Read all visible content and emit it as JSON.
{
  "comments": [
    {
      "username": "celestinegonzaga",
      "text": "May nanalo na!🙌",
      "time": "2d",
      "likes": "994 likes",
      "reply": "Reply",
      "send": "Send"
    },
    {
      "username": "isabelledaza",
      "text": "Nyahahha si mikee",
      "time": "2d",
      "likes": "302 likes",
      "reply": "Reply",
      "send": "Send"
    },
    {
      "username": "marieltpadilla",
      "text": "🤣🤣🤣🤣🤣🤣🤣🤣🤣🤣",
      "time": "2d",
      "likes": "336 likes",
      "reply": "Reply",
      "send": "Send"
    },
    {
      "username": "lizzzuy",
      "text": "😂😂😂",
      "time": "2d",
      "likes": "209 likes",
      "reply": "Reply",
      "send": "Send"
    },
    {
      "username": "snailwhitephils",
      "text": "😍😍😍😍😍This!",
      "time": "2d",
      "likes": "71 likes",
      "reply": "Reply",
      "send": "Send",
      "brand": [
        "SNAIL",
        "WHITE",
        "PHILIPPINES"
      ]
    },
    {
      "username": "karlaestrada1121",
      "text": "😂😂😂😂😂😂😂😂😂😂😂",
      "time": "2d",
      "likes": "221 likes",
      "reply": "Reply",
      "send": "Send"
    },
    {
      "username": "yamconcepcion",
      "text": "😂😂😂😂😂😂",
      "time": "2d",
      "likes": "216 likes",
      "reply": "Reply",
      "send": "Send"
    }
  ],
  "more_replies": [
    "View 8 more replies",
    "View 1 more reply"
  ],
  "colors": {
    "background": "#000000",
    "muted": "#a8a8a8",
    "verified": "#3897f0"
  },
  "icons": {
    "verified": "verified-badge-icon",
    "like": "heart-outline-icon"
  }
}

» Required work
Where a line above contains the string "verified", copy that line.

» Response area
    "verified": "#3897f0"
    "verified": "verified-badge-icon",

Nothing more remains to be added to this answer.